Improve Your Dutch by Answering Three Crucial Questions

I believe that you learn a language to use it, instead of just knowing it. However, the way that languages have been taught for decades shows quite the opposite. The different language course books that I have had the pleasure of studying in my school days, at university and later as an adult language learner, present the language learning process as a linear process. Grammar and vocabulary are taught in a well-structured manner and are dealt with in a specific order.

However, real life proves that there is nothing linear about using languages. It is for this reason that in my Dutch courses I also deal with language issues that may not yet be dealt with in your course books, but that you do come across in your daily life. But, in order to do this, I need one crucial thing, i.e. questions!

Not just all questions

With questions I do not mean questions about nasty grammatical issues or difficult words from course book texts. What I mean are questions about words, phrases and expressions that you are exposed to in daily life. Questions, that if you had the answers to them, would make your life at lot easier, because you would know what people around you are saying. Questions that would help you to give the right responses in the right situations.

What I have experienced in my years of teaching Dutch to speakers of other languages is that there are three crucial questions, or rather types of questions, that can help you to improve your Dutch very fast. To me, the power behind these questions is that vocabulary, grammar, pronunciation and cultural aspects are intertwined and the answers to them are ready-to-use in daily life. These are the three types of questions I am talking about:

  1. What does it mean if someone says…?
  2. How do I say that…/How do I respond to…?
  3. What do I say when…?

In my experience, language learners ask these types of questions when they have been in situations in which they were expected to respond in a suitable way, but were not able to. And they would rather not be in such an awkward position again. So, compared to the neatly categorised course book phrases that need to be learnt by heart in order to stick to the brain, the words, phrases and expressions that language learners want clarified will be top of mind and of more immediate use. Getting the answers to their questions, my students feel a lot more at ease a lot faster in situations in which Dutch is widely spoken. And because they feel more comfortable using Dutch, their language learning will go even faster.

Improve your Dutch: The crucial questions

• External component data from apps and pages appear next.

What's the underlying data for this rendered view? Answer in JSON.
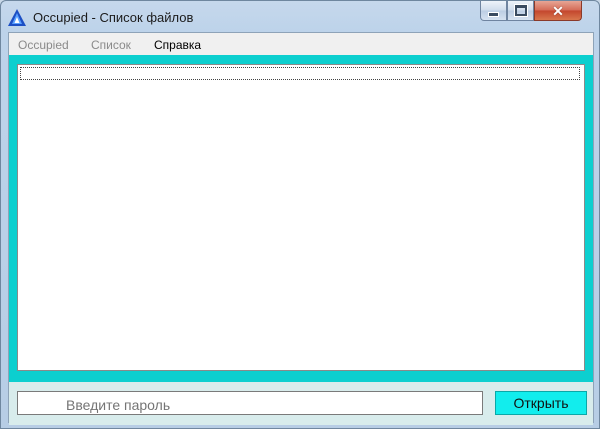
{
  "window": {
    "title": "Occupied - Список файлов",
    "icon": "occupied-app-icon",
    "controls": {
      "minimize_icon": "minimize-icon",
      "maximize_icon": "maximize-icon",
      "close_icon": "close-icon"
    }
  },
  "menu": {
    "items": [
      {
        "label": "Occupied",
        "enabled": false
      },
      {
        "label": "Список",
        "enabled": false
      },
      {
        "label": "Справка",
        "enabled": true
      }
    ]
  },
  "file_list": {
    "rows": []
  },
  "password": {
    "placeholder": "Введите пароль",
    "value": ""
  },
  "open_button": {
    "label": "Открыть"
  },
  "colors": {
    "accent": "#0ccfcf",
    "button": "#12eded",
    "text_prompt": "#1e1ea0"
  }
}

Here is a very modest selection of the three questions from my students, including the answers that helped them to improve their understanding and use of Dutch:

  1. “When, in the morning, I am in the elevator of the building I work, I hear people say this one word when they have reached their floor and leave the elevator. What is that word?”

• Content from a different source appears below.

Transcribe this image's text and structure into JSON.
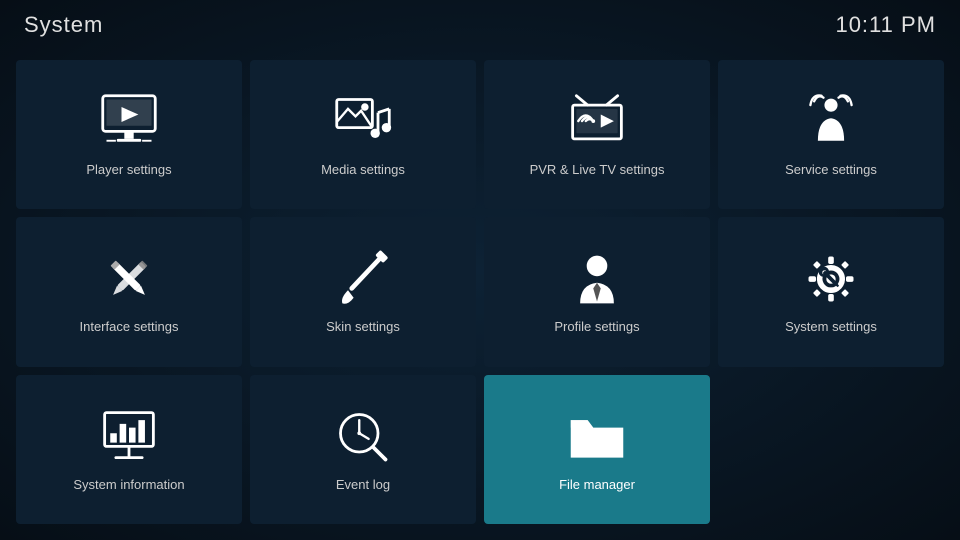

The word is ‘werkze’, meaning so much as have a pleasant work day. These are the ways to respond to it:

  • ‘Werkze!’
  • ‘Jij ook!’ (you too)
  • ‘Hetzelfde!’ (likewise)

Knowing what people are saying now, my student feels more at ease standing in the elevator, being able to say ‘werkze’ to other people and being able to respond to it.

  1. I had this student once who used to say ‘eh?’ whenever she did not understand what someone was saying. Though this caused some hilarious moments in class, I also imagined that it might put her in some awkward situations.

When she asked me how to respond to someone she does not understand, these are the options I gave her:

  • ‘Sorry, wat zeg je?’ (Sorry, what did you say?)
  • ‘Sorry, ik versta/verstond je niet, kun je dat herhalen?’ (Sorry, I do not/did not understand you,  could you repeat that?)
  1. When something bad happens (death, illness, accident, failing an exam, etc.), Dutch language learners tend to say ‘I am sorry’ in Dutch. However, ‘het spijt me’ is not quite what you would say in bad situations. ‘Het spijt me’ namely implies that you are (to some extent) to blame for what has happened. “Then, what do I say when something bad happens to someone I know?”, one of my students recently asked me.

And this is what I told her to say:

  • ‘Gecondoleerd!’ (death)
  • ‘Wat erg!’ (illness/accident)
  • ‘Wat vervelend!’ (failing an exam)

As soon and as much as possible

Of course, these are just a few examples of questions that you may ask in order to understand and use Dutch a lot faster. But when you ask these types of questions often enough, you will see how fast your Dutch will improve. Therefore, I strongly recommend you not to wait for your course books to finally deal with your burning questions. Instead, ask your questions as soon and as often as possible.

Do you want to experience the advantages of asking all of your practical language questions? Then sign up for one of our Free Dutch Courses and find out for yourself!

Free Dutch Course

Are your fairly new to Dutch and would like to become a basic user of Dutch? In order to help you find out whether our teaching method works for you, we offer you a free Dutch course.